March 1, 7-8 p.m.
Virtual Program
Wayward Women Travelers Presented by Dr. Linda De Roche
During the 18th, 19th, and early 20th centuries, a number of unconventional women defied stereotypical gender roles and expectations to travel boldly.

March 2, 7-8 p.m.
Virtual Program
Rosie’s Mom: Forgotten Women of the First World War Presented by Carrie Brown, Ph.D.
One hundred years ago, a full generation before Rosie the Riveter, American women rolled up their sleeves and entered war industries where they had never been welcome before.

March 7, 7-8 p.m.
Virtual Program
How High is the Glass Ceiling? Reflections on the History of Women and the Presidency
Although they are a dynamic presence in national political life today, no woman has yet been elected to the American Presidency.

March 8, 7-8 p.m.
Virtual Program
My Journey into the World of Victorian Women Doctors Presented by Author Olivia Campbell
Olivia Campbell is the New York Times best-selling author of “Women in White Coats: How the First Women Doctors Changed the World of Medicine.”

March 14, 7-8 p.m.
Virtual Program
The Sanitary Commission: Boosting Morale One Block at a Time Presented by Abagail Belcastro
Run predominantly by women, the Sanitary Commission brought hope and morale to the troops and was a key factor in the Union Army’s victory over Confederate forces.

March 16, 7-8 p.m.
Virtual Program
Women of New York Presented by Marty Schneit
Discover the history of fourteen women who made significant contributions to New York and the world at large at a time in United States history when full equality for women was not yet recognized.

March 23, 7-8 p.m.
Virtual Program
The Life and Legacy of Rosemary, the Hidden Kennedy Daughter Presented by Author Kate Clifford Larson
Rosemary Kennedy’s life story is more than a tragedy long hidden by her fierce parents. A closer look reveals the central role she played in the shaping of one of our nation’s most famous families.

March 27, 7-8 p.m.
Virtual Program
The Continued Rise of Women in US Politics: Barriers, Progress, and Looking Ahead
Presented by Jean Sinzdak, Associate Director Center for American Women and Politics, Eagleton Institute of Politics, Rutgers, The State University of New Jersey.

Books about Women’s History Month for Children and Teens
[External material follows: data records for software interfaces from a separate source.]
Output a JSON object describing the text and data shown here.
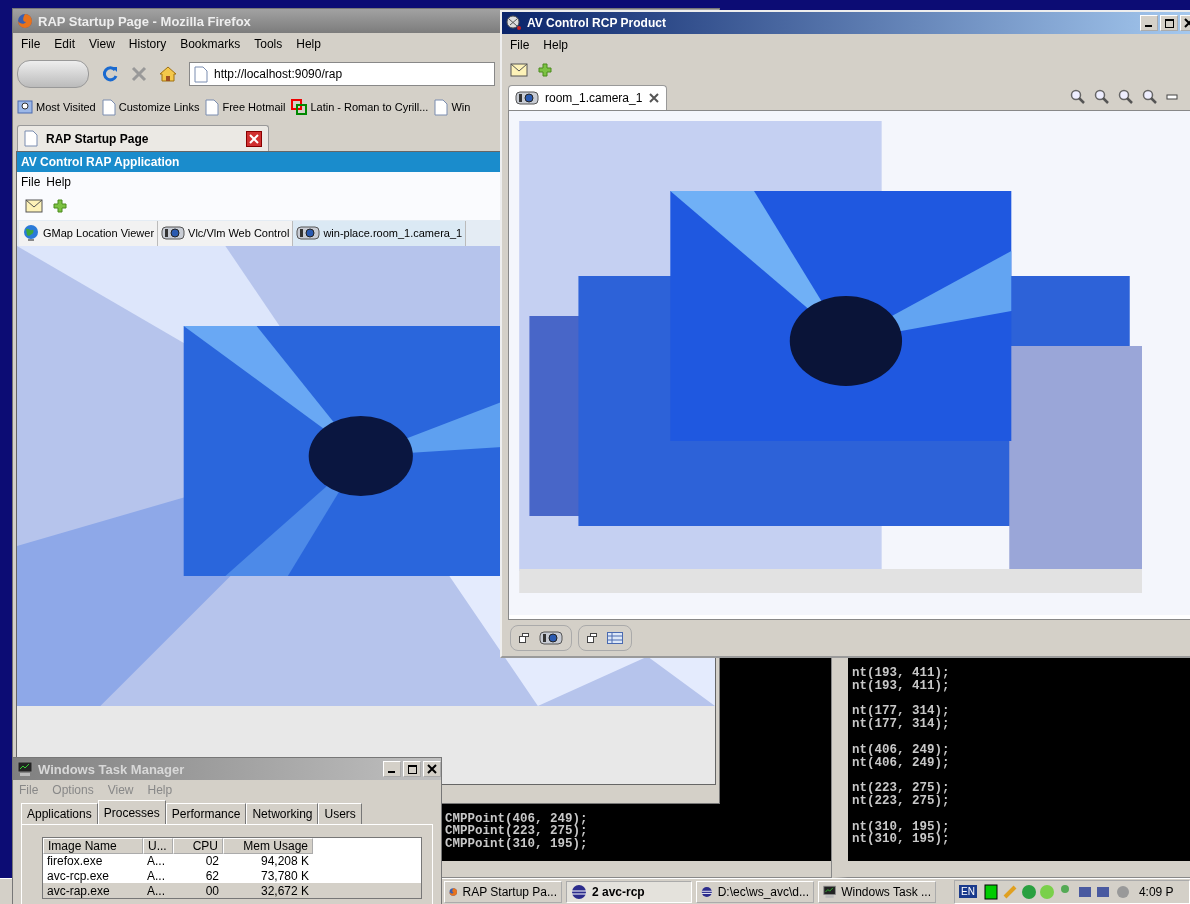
{
  "firefox": {
    "title": "RAP Startup Page - Mozilla Firefox",
    "menu": [
      "File",
      "Edit",
      "View",
      "History",
      "Bookmarks",
      "Tools",
      "Help"
    ],
    "url": "http://localhost:9090/rap",
    "bookmarks": [
      {
        "label": "Most Visited",
        "kind": "folder"
      },
      {
        "label": "Customize Links",
        "kind": "page"
      },
      {
        "label": "Free Hotmail",
        "kind": "page"
      },
      {
        "label": "Latin - Roman to Cyrill...",
        "kind": "squares"
      },
      {
        "label": "Win",
        "kind": "page"
      }
    ],
    "tab": "RAP Startup Page",
    "app": {
      "title": "AV Control RAP Application",
      "menu": [
        "File",
        "Help"
      ],
      "tabs": [
        {
          "label": "GMap Location Viewer",
          "kind": "globe",
          "selected": false
        },
        {
          "label": "Vlc/Vlm Web Control",
          "kind": "camera",
          "selected": false
        },
        {
          "label": "win-place.room_1.camera_1",
          "kind": "camera",
          "selected": true
        }
      ]
    }
  },
  "rcp": {
    "title": "AV Control RCP Product",
    "menu": [
      "File",
      "Help"
    ],
    "tab": "room_1.camera_1"
  },
  "consoles": [
    {
      "groups": [
        [
          "CMPPoint(406, 249);",
          "CMPPoint(223, 275);",
          "CMPPoint(310, 195);"
        ]
      ]
    },
    {
      "groups": [
        [
          "nt(193, 411);",
          "nt(193, 411);"
        ],
        [
          "nt(177, 314);",
          "nt(177, 314);"
        ],
        [
          "nt(406, 249);",
          "nt(406, 249);"
        ],
        [
          "nt(223, 275);",
          "nt(223, 275);"
        ],
        [
          "nt(310, 195);",
          "nt(310, 195);"
        ]
      ]
    }
  ],
  "task_manager": {
    "title": "Windows Task Manager",
    "menu": [
      "File",
      "Options",
      "View",
      "Help"
    ],
    "tabs": [
      {
        "label": "Applications",
        "selected": false
      },
      {
        "label": "Processes",
        "selected": true
      },
      {
        "label": "Performance",
        "selected": false
      },
      {
        "label": "Networking",
        "selected": false
      },
      {
        "label": "Users",
        "selected": false
      }
    ],
    "columns": [
      "Image Name",
      "U...",
      "CPU",
      "Mem Usage"
    ],
    "rows": [
      {
        "cells": [
          "firefox.exe",
          "A...",
          "02",
          "94,208 K"
        ],
        "selected": false
      },
      {
        "cells": [
          "avc-rcp.exe",
          "A...",
          "62",
          "73,780 K"
        ],
        "selected": false
      },
      {
        "cells": [
          "avc-rap.exe",
          "A...",
          "00",
          "32,672 K"
        ],
        "selected": true
      }
    ]
  },
  "taskbar": {
    "buttons": [
      {
        "label": "RAP Startup Pa...",
        "kind": "firefox",
        "selected": false
      },
      {
        "label": "2 avc-rcp",
        "kind": "sphere",
        "selected": true
      },
      {
        "label": "D:\\ec\\ws_avc\\d...",
        "kind": "sphere",
        "selected": false
      },
      {
        "label": "Windows Task ...",
        "kind": "monitor",
        "selected": false
      }
    ],
    "language": "EN",
    "clock": "4:09 P"
  }
}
Girls Solve Everything: Stories of Women Entrepreneurs Building a Better World” by Catherine Thimmes

Gamer Girls: 25 Women Who Built the Video Game Industry” by Mary Kenney

Gender Inequality in Sports: From Title IX to World Titles” by Kirstin Cronn-Mills

The International Day of the Girl: Celebrating Girls Around the World” by Jessica Dee Humphreys and the Hon. Rona Ambrose

Like a Girl” by Lori Degman

Powerful Pairs: 25 Tales of Mothers and Daughters

Rosie the Riveter: The Legacy of an American Icon” by Sarah Dvojack

She’s On the Money” by Andrea Hall

Stem Like a Girl: Empowering Knowledge and Confidence to Lead, Innovate, and Create” by Sarah Foster 

Women’s Right to Vote” by Kate Messner 


Books about Women’s History Month for Adults

Brave Hearted: The Women of the American West; 1836-1880” by Kate Hickman
Drawing on letters, diaries and contemporary accounts, this history of women’s experiences in the Wild West focuses tells the stories of both the women who were brutally exploited as well as those fought incredible odds to forge home and identities.

Diamonds and Deadlines: A Tale of Greed, Deceit, and a Female Tycoon in the Gilded Age” by Betsy Prioleau
The first major biography of the glamorous and scandalous Miriam Leslie, titan of publishing and an unsung hero of women’s suffrage.

Formidable: American Women and the Fight for Equality; 1920-2020” by Elisabeth Griffith
In this riveting narrative, an activist and academic, provides a sweeping, century-long perspective and an expansive cast of change agents, showing how the diversity of the women’s movement mirrors America.

The Girls Who Stepped Out of Line: Untold Stories of the Women Who Changed the Course of World War II” by Mari K. Eder
Experience the untold story of 15 women who changed the course of history as part of the Greatest Generation.

Twice As Hard: The Stories of Black Women Who Fought to Become Physicians, from the Civil War to the 21st Century” by Jasmine Brown
Black women physicians’ stories have gone untold for far too long, leaving gaping holes in American medical history, in women’s history, and in black history. It’s time to set the record straight.

Find additional book suggestions for Women’s History Month on the catalog home page.

Online Research Resources

Access provided by

American Women’s History Online